- INFORMATION PROVIDED:
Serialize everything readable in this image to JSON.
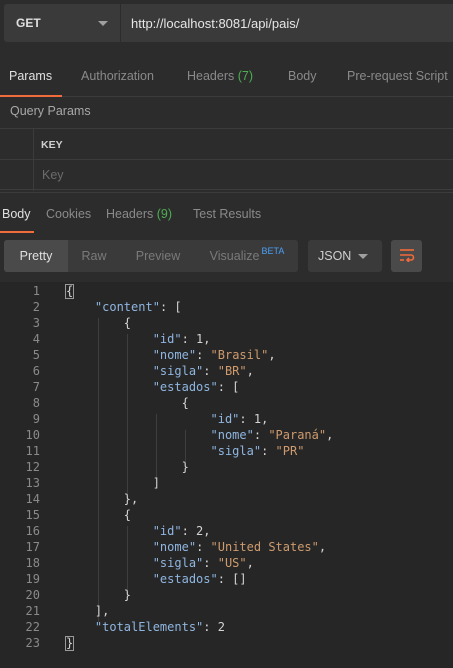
{
  "request": {
    "method": "GET",
    "url": "http://localhost:8081/api/pais/"
  },
  "request_tabs": [
    {
      "label": "Params",
      "count": ""
    },
    {
      "label": "Authorization",
      "count": ""
    },
    {
      "label": "Headers",
      "count": "(7)"
    },
    {
      "label": "Body",
      "count": ""
    },
    {
      "label": "Pre-request Script",
      "count": ""
    }
  ],
  "query_params": {
    "title": "Query Params",
    "key_header": "KEY",
    "key_placeholder": "Key"
  },
  "response_tabs": [
    {
      "label": "Body",
      "count": ""
    },
    {
      "label": "Cookies",
      "count": ""
    },
    {
      "label": "Headers",
      "count": "(9)"
    },
    {
      "label": "Test Results",
      "count": ""
    }
  ],
  "view_modes": {
    "pretty": "Pretty",
    "raw": "Raw",
    "preview": "Preview",
    "visualize": "Visualize",
    "visualize_badge": "BETA"
  },
  "format": "JSON",
  "code_lines": [
    {
      "ln": "1",
      "text": "{"
    },
    {
      "ln": "2",
      "text": "    \"content\": ["
    },
    {
      "ln": "3",
      "text": "        {"
    },
    {
      "ln": "4",
      "text": "            \"id\": 1,"
    },
    {
      "ln": "5",
      "text": "            \"nome\": \"Brasil\","
    },
    {
      "ln": "6",
      "text": "            \"sigla\": \"BR\","
    },
    {
      "ln": "7",
      "text": "            \"estados\": ["
    },
    {
      "ln": "8",
      "text": "                {"
    },
    {
      "ln": "9",
      "text": "                    \"id\": 1,"
    },
    {
      "ln": "10",
      "text": "                    \"nome\": \"Paraná\","
    },
    {
      "ln": "11",
      "text": "                    \"sigla\": \"PR\""
    },
    {
      "ln": "12",
      "text": "                }"
    },
    {
      "ln": "13",
      "text": "            ]"
    },
    {
      "ln": "14",
      "text": "        },"
    },
    {
      "ln": "15",
      "text": "        {"
    },
    {
      "ln": "16",
      "text": "            \"id\": 2,"
    },
    {
      "ln": "17",
      "text": "            \"nome\": \"United States\","
    },
    {
      "ln": "18",
      "text": "            \"sigla\": \"US\","
    },
    {
      "ln": "19",
      "text": "            \"estados\": []"
    },
    {
      "ln": "20",
      "text": "        }"
    },
    {
      "ln": "21",
      "text": "    ],"
    },
    {
      "ln": "22",
      "text": "    \"totalElements\": 2"
    },
    {
      "ln": "23",
      "text": "}"
    }
  ],
  "colors": {
    "accent": "#f26b3a",
    "count": "#4caf50",
    "json_key": "#8fb6e0",
    "json_string": "#ce9b6e",
    "beta": "#4a9ff5"
  }
}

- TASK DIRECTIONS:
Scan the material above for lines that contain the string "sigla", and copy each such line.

- YOUR RESPONSE:
      "text": "            \"sigla\": \"BR\","
      "text": "                    \"sigla\": \"PR\""
      "text": "            \"sigla\": \"US\","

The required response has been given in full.